As another example, let’s assume for a second that one day I end up a judge (I know, I know – the horror). And let’s say a case comes before me where a prosecutor builds a case of murder. He definitively proves that a child was killed as the result of a premeditated, calculated decision. The alleged murderer hated the child, was disgusted that he or she ever came into being, and would stop at nothing to see he or she killed. They planned the death of the child, went through with the decision, and hired someone to kill the child for them. The defendant waived their right to a trial by jury, and now I’m convinced. The evidence is clear. At the very end of the trial, the prosecutor says: “Oh, and just as a minor note, the child was located in the womb of the mother, and the hitman was a doctor. The state rests.” My obligation is clear, notwithstanding any personal preference, even if Ted Cruz and Mike Huckabee would opportunistically hail me as a hero if I unlawfully convicted the defendant of murder.


But again, that’s the easy part. Most Christians aren’t in positions of authority whereby they are responsible for enforcing unbiblical laws. Our ethical dilemma usually arises when we are required to obey a law our consciences won’t allow, not when we are required to enforce it. As I’ve argued, in terms of enforcement, our responsibility is clear – resign, and lead a revolution.

But what if the issue is obedience? What if we are required to pay taxes to a government that funds the killing of unborn babies? What if we are required to serve on juries and participate in a criminal justice system that perpetuates centuries of racial discrimination and criminalizes blackness and poverty? What if we are required to purchase health insurance from a list of providers who all profit from the sale of pharmaceutical drugs that are designed to create addiction and often ruin lives"? What if we were required to fund a public education system that intentionally favors the rich to the detriment of the poor?

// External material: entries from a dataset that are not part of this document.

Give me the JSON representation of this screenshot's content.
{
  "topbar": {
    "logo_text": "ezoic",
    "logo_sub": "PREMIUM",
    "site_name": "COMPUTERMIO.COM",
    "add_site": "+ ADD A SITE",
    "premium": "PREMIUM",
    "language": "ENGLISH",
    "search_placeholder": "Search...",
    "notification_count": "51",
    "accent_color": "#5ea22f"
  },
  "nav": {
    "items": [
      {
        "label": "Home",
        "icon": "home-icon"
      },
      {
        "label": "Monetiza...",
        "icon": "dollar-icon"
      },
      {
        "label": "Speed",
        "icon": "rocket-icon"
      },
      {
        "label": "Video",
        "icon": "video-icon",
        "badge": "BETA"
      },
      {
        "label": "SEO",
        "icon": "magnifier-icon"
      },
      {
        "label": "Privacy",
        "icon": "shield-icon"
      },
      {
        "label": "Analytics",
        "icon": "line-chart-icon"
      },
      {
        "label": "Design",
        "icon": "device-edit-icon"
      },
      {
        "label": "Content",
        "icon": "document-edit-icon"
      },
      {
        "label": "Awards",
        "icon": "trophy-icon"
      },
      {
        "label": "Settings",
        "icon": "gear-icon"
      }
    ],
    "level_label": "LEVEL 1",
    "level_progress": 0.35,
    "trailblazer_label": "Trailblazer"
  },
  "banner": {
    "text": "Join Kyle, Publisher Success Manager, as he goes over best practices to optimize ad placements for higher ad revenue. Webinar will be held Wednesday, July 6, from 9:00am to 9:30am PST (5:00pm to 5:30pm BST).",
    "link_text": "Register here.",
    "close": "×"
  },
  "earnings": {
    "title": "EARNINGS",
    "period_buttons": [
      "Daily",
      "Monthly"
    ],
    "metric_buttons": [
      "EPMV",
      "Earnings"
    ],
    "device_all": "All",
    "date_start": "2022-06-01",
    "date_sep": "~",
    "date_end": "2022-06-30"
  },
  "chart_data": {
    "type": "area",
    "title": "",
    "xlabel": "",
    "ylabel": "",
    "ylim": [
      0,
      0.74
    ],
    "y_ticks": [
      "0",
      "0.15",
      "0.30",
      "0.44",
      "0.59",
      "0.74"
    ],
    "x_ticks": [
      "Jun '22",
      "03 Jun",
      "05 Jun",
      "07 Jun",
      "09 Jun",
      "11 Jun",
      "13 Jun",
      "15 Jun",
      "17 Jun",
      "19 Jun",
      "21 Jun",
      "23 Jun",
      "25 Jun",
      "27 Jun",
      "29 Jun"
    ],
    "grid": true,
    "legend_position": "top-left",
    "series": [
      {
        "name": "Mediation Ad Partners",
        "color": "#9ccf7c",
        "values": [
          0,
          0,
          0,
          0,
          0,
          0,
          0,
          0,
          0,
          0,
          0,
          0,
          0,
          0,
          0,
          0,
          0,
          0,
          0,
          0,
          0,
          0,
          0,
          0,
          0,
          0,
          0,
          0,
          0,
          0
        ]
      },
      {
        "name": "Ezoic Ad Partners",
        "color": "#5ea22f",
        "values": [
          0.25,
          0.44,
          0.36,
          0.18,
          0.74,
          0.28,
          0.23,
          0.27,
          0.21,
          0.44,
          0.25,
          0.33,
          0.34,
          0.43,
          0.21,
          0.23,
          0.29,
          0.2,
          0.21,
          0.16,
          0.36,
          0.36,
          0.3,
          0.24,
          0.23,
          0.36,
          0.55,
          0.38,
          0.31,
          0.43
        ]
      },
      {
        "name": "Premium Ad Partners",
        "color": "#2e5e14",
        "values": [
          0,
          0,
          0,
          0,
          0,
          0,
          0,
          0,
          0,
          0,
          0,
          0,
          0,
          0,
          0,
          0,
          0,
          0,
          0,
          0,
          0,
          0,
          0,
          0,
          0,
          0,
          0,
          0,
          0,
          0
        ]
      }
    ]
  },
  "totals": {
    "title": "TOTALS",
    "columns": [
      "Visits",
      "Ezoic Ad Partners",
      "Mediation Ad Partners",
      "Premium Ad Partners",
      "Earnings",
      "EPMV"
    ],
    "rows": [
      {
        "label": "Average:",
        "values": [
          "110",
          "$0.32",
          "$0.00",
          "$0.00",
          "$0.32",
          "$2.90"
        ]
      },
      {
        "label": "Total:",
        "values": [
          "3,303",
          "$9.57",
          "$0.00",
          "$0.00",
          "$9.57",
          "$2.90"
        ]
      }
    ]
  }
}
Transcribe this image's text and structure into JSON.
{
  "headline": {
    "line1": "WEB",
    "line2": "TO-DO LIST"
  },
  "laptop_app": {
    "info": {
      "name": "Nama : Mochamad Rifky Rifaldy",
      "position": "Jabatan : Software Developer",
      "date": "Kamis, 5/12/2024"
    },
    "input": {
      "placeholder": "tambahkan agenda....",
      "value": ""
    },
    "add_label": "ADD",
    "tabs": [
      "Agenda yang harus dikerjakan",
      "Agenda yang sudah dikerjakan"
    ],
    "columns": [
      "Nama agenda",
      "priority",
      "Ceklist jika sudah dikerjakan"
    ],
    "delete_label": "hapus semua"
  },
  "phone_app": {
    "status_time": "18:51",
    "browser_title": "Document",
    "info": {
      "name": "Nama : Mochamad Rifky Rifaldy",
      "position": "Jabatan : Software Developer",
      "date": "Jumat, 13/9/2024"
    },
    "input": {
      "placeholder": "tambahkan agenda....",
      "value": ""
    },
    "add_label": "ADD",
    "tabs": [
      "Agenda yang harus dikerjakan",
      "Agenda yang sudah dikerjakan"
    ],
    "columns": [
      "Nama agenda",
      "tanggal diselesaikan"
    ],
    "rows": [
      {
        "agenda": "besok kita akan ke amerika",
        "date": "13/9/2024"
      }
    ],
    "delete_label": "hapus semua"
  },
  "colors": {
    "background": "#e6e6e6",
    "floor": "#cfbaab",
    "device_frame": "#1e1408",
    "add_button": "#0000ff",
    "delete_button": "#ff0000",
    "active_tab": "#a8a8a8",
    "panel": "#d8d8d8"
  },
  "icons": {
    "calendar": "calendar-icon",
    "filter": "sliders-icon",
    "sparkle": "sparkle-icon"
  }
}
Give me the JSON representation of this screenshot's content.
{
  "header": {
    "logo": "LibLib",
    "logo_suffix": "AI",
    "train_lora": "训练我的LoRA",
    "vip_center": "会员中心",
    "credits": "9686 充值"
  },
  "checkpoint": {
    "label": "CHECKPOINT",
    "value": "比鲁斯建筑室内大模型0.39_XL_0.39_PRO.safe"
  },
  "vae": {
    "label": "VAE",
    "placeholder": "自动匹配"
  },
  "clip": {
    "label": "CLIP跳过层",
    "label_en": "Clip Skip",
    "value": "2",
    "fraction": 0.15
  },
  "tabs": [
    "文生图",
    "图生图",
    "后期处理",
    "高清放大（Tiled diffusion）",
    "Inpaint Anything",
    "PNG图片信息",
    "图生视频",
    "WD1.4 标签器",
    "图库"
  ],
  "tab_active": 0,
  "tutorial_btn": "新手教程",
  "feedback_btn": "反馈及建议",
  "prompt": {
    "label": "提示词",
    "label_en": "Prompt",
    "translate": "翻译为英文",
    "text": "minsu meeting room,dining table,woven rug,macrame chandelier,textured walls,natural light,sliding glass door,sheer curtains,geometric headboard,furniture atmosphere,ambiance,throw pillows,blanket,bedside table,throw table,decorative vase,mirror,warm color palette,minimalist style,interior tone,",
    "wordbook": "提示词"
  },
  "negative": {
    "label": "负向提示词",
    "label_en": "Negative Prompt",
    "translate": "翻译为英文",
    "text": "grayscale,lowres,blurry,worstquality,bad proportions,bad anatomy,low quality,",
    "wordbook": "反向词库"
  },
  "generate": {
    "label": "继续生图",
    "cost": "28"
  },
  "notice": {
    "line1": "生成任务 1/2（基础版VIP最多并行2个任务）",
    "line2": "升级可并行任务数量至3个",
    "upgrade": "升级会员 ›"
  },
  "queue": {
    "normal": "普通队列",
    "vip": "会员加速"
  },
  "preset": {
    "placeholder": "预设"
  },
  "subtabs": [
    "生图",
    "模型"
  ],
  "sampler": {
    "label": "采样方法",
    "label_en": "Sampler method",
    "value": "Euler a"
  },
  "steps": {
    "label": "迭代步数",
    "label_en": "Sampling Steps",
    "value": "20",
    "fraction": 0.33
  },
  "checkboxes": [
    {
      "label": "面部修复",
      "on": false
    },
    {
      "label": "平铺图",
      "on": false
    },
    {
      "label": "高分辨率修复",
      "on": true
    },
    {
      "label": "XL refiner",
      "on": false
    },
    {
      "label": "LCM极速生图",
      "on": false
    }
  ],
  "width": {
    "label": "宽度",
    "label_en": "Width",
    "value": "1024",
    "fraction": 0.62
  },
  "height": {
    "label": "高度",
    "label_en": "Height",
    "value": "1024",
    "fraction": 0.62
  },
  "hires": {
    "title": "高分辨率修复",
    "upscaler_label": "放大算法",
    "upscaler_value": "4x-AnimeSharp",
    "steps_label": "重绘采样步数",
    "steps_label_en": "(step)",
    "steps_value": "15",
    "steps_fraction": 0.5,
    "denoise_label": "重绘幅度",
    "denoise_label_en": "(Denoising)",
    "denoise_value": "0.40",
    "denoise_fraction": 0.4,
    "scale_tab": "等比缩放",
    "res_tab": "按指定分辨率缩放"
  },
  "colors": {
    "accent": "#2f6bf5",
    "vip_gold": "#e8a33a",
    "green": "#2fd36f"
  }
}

What is our obligation as Christians then? How do we resolve the tension between submission and conviction in those instances?

Stay tuned.